The rupture with the old colonial order did not prevent new governments from practicing censure, and the press, determined to uphold its commitment in favor of the oppressed sectors, began to produce newspapers edited in clandestine, itinerant “road printing presses” as a response to governmental persecution.
Latin American newspapers of the XIX Century encompass an incommensurable universe. It is difficult to establish the number of newspapers and other publications - some long-lived, some not - that circulated in the continent. Many of them achieved continuity in time, such as Chile’s Gaceta Ministerial, with is 343 numbers, or Venezuela’s Gaceta de Caracas, founded in 1808 and published until 1822 under different names.
Because of their inestimable value, newspapers undoubtedly constitute an essential and primary material for studying history, literature, customs and daily life in Latin America. It was thanks to the press that at the beginning of the XIX Century, the echoes of Romanticism reached many of our countries. This important cultural and aesthetic movement, born in Europe at the end of the XVII Century, was particularly well received and became deeply rooted in the region, generally, linked to nationalism and the liberal doctrine.
As documentary patrimony contained in a particularly fragile support, newspapers, must be preserved and rescued. Safeguarding these materials is a priority task for those of us who have the responsibility of upholding our national patrimony. It is in this perspective, and in the framework of the Memory of the World Program that the project “Memory of Iberoamerica” finds its raison d´être.
The most important of these were:
ABINIA adopted the project on Rescuing XIX Century Newspapers in its Madrid Assembly (October 1992) taking into account diagnosis results and the importance of these materials to the academic community as a first-hand historical source.
c.- Elaborate a NOTIS-Microisis conversion program to ensure wider access in Latin America.

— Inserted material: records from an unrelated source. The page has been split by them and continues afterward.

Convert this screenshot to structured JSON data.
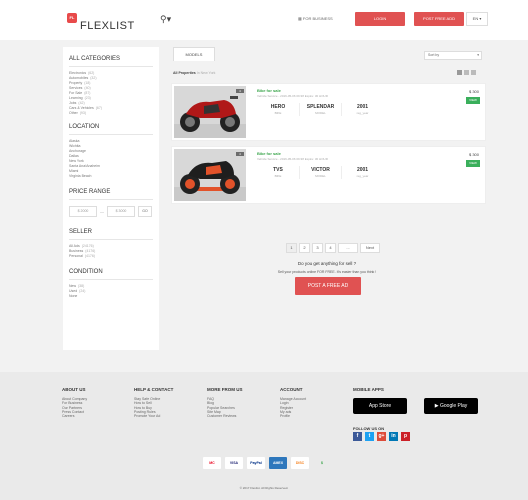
{
  "header": {
    "logo_badge": "FL",
    "logo_text": "FLEXLIST",
    "location_icon": "map-pin-icon",
    "business_link": "FOR BUSINESS",
    "login_label": "LOGIN",
    "post_ad_label": "POST FREE ADD",
    "language": "EN"
  },
  "sidebar": {
    "categories_title": "ALL CATEGORIES",
    "categories": [
      {
        "label": "Electronics",
        "count": "(62)"
      },
      {
        "label": "Automobiles",
        "count": "(32)"
      },
      {
        "label": "Property",
        "count": "(18)"
      },
      {
        "label": "Services",
        "count": "(40)"
      },
      {
        "label": "For Sale",
        "count": "(87)"
      },
      {
        "label": "Learning",
        "count": "(23)"
      },
      {
        "label": "Jobs",
        "count": "(42)"
      },
      {
        "label": "Cars & Vehicles",
        "count": "(67)"
      },
      {
        "label": "Other",
        "count": "(93)"
      }
    ],
    "location_title": "LOCATION",
    "locations": [
      "Alaska",
      "Wichita",
      "Anchorage",
      "Dallas",
      "New York",
      "Santa Ana/Anaheim",
      "Miami",
      "Virginia Beach"
    ],
    "price_title": "PRICE RANGE",
    "price_min": "$ 2000",
    "price_max": "$ 3000",
    "go_label": "GO",
    "seller_title": "SELLER",
    "sellers": [
      {
        "label": "All Ads",
        "count": "(24176)"
      },
      {
        "label": "Business",
        "count": "(4176)"
      },
      {
        "label": "Personal",
        "count": "(4176)"
      }
    ],
    "condition_title": "CONDITION",
    "conditions": [
      {
        "label": "New",
        "count": "(38)"
      },
      {
        "label": "Used",
        "count": "(24)"
      },
      {
        "label": "None",
        "count": ""
      }
    ]
  },
  "main": {
    "tab_label": "MODELS",
    "sort_label": "Sort by",
    "results_label": "All Properties",
    "results_note": "In New York",
    "listings": [
      {
        "photo_count": "4",
        "title": "Bike for sale",
        "meta": "Vehicle Service - 2016-05-06 09:38 Expire: 30 HOUR",
        "brand": "HERO",
        "brand_key": "BIKE",
        "model": "SPLENDAR",
        "model_key": "MODEL",
        "year": "2001",
        "year_key": "reg_year",
        "price": "$ 300",
        "view_label": "VIEW",
        "colors": {
          "body": "#b01818",
          "accent": "#333333"
        }
      },
      {
        "photo_count": "4",
        "title": "Bike for sale",
        "meta": "Vehicle Service - 2016-05-06 09:38 Expire: 30 HOUR",
        "brand": "TVS",
        "brand_key": "BIKE",
        "model": "VICTOR",
        "model_key": "MODEL",
        "year": "2001",
        "year_key": "reg_year",
        "price": "$ 300",
        "view_label": "VIEW",
        "colors": {
          "body": "#1e1e1e",
          "accent": "#e2522a"
        }
      }
    ],
    "pagination": [
      "1",
      "2",
      "3",
      "4",
      "...",
      "Next"
    ],
    "cta_title": "Do you get anything for sell ?",
    "cta_subtitle": "Sell your products online FOR FREE. It's easier than you think !",
    "cta_button": "POST A FREE AD"
  },
  "footer": {
    "about_title": "ABOUT US",
    "about": [
      "About Company",
      "For Business",
      "Our Partners",
      "Press Contact",
      "Careers"
    ],
    "help_title": "HELP & CONTACT",
    "help": [
      "Stay Safe Online",
      "How to Sell",
      "How to Buy",
      "Posting Rules",
      "Promote Your Ad"
    ],
    "more_title": "MORE FROM US",
    "more": [
      "FAQ",
      "Blog",
      "Popular Searches",
      "Site Map",
      "Customer Reviews"
    ],
    "account_title": "ACCOUNT",
    "account": [
      "Manage Account",
      "Login",
      "Register",
      "My ads",
      "Profile"
    ],
    "mobile_title": "MOBILE APPS",
    "app_store": "App Store",
    "google_play": "Google Play",
    "follow_label": "FOLLOW US ON",
    "socials": [
      "f",
      "t",
      "g+",
      "in",
      "p"
    ],
    "payments": [
      "MC",
      "VISA",
      "PayPal",
      "AMEX",
      "DISC",
      "$"
    ],
    "copyright": "© 2017 Flexlist. All Rights Reserved."
  },
  "colors": {
    "brand_red": "#e05252",
    "green": "#3aa54b",
    "page_bg": "#f2f2f2"
  }
}
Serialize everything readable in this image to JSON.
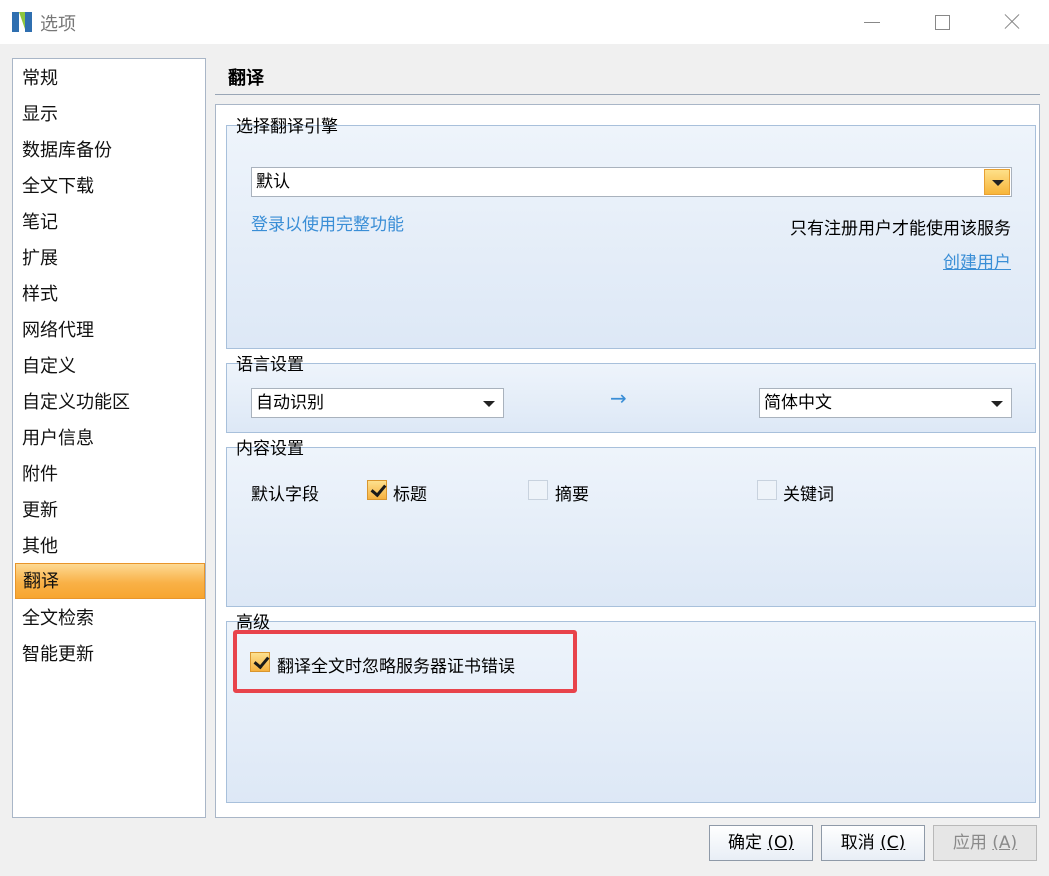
{
  "window": {
    "title": "选项"
  },
  "nav": {
    "items": [
      {
        "label": "常规"
      },
      {
        "label": "显示"
      },
      {
        "label": "数据库备份"
      },
      {
        "label": "全文下载"
      },
      {
        "label": "笔记"
      },
      {
        "label": "扩展"
      },
      {
        "label": "样式"
      },
      {
        "label": "网络代理"
      },
      {
        "label": "自定义"
      },
      {
        "label": "自定义功能区"
      },
      {
        "label": "用户信息"
      },
      {
        "label": "附件"
      },
      {
        "label": "更新"
      },
      {
        "label": "其他"
      },
      {
        "label": "翻译",
        "active": true
      },
      {
        "label": "全文检索"
      },
      {
        "label": "智能更新"
      }
    ]
  },
  "page": {
    "title": "翻译"
  },
  "engine": {
    "label": "选择翻译引擎",
    "selected": "默认",
    "login_link": "登录以使用完整功能",
    "notice": "只有注册用户才能使用该服务",
    "create_user_link": "创建用户"
  },
  "language": {
    "label": "语言设置",
    "source": "自动识别",
    "arrow": "→",
    "target": "简体中文"
  },
  "content_settings": {
    "label": "内容设置",
    "field_label": "默认字段",
    "options": [
      {
        "label": "标题",
        "checked": true
      },
      {
        "label": "摘要",
        "checked": false
      },
      {
        "label": "关键词",
        "checked": false
      }
    ]
  },
  "advanced": {
    "label": "高级",
    "ignore_cert_label": "翻译全文时忽略服务器证书错误",
    "ignore_cert_checked": true
  },
  "buttons": {
    "ok": "确定",
    "ok_key": "(O)",
    "cancel": "取消",
    "cancel_key": "(C)",
    "apply": "应用",
    "apply_key": "(A)"
  },
  "colors": {
    "accent_orange": "#f9b147",
    "link_blue": "#3a8ed6",
    "highlight_red": "#e8434b"
  }
}
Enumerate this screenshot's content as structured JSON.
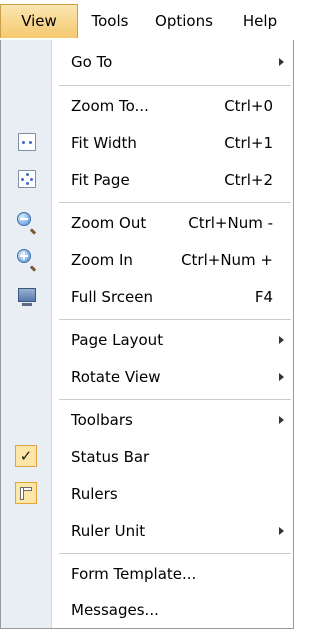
{
  "menubar": {
    "items": [
      {
        "label": "View",
        "active": true
      },
      {
        "label": "Tools",
        "active": false
      },
      {
        "label": "Options",
        "active": false
      },
      {
        "label": "Help",
        "active": false
      }
    ]
  },
  "menu": {
    "items": [
      {
        "label": "Go To",
        "submenu": true
      },
      {
        "label": "Zoom To...",
        "shortcut": "Ctrl+0"
      },
      {
        "label": "Fit Width",
        "shortcut": "Ctrl+1",
        "icon": "fit-width-icon"
      },
      {
        "label": "Fit Page",
        "shortcut": "Ctrl+2",
        "icon": "fit-page-icon"
      },
      {
        "label": "Zoom Out",
        "shortcut": "Ctrl+Num -",
        "icon": "zoom-out-icon"
      },
      {
        "label": "Zoom In",
        "shortcut": "Ctrl+Num +",
        "icon": "zoom-in-icon"
      },
      {
        "label": "Full Srceen",
        "shortcut": "F4",
        "icon": "full-screen-icon"
      },
      {
        "label": "Page Layout",
        "submenu": true
      },
      {
        "label": "Rotate View",
        "submenu": true
      },
      {
        "label": "Toolbars",
        "submenu": true
      },
      {
        "label": "Status Bar",
        "checked": true,
        "icon": "checkmark-icon"
      },
      {
        "label": "Rulers",
        "checked": true,
        "icon": "ruler-icon"
      },
      {
        "label": "Ruler Unit",
        "submenu": true
      },
      {
        "label": "Form Template..."
      },
      {
        "label": "Messages..."
      }
    ],
    "check_glyph": "✓"
  },
  "colors": {
    "active_menu_bg": "#f5c96f",
    "gutter": "#e9eef4",
    "check_bg": "#fce6a8",
    "check_border": "#e2a43b"
  }
}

d.- Develop a set of standardized abbreviations based on the ISO 1177-78 norm (Symbols for the identification of languages, countries and organizations) to identify record location by library.
1.3. Information-gathering form is distributed to NLs of Colombia, Costa Rica, Cuba and Peru. (1993).
1.4. Initial data from the above mentioned countries is input into automated Union Catalogue for a total of 1,145 records (1993).
1.5. In 1994, data from the NLs of Brazil, Nicaragua and Puerto Rico is added for an accumulated total of 3,100 records
1.6. In 1995, information from the NLs of Chile and Portugal is incorporated and new records from the National Libraries of Brazil and Colombia bring the accumulated total to 5,729.
1.7. In 1996, input of data from NL Mexico brings total number of participants to 12 and total records to 6,000.
1.8. In 1997, eight institutions are incorporated: the National Libraries of Argentina, Bolivia, Ecuador, Guatemala, Honduras, Panama, Spain and Uruguay. The data base reaches a total of 8,329 records, according to data specified as follows:
Country Register Number Argentina 53 Brazil 2,592 Bolivia 7 Colombia 1,447 Costa Rica 183 Cuba 253 Chile 202 Ecuador 91 Spain 400 Guatemala 10 * Honduras 7 Mexico 293 Nicaragua 253 Peru 308 Puerto Rico 134 Portugal 357 Panama 137 Uruguay 80 Venezuela 1,522 Total General 8,329 * We are waiting for 85 new records to be sent by the Guatemala National Library.
Selection criteria applied for attendance to workshop were:
The workshop’s final product will be the elaboration of a quality control plan for microform production in each of the countries.
2.2. A guideline for organizing microform archives emphasizing equate storage conditions is being elaborated.
3.2. Probable starting date: Second Semester 1996
3.3. Duration: 18 months
3.4. Estimated Cost: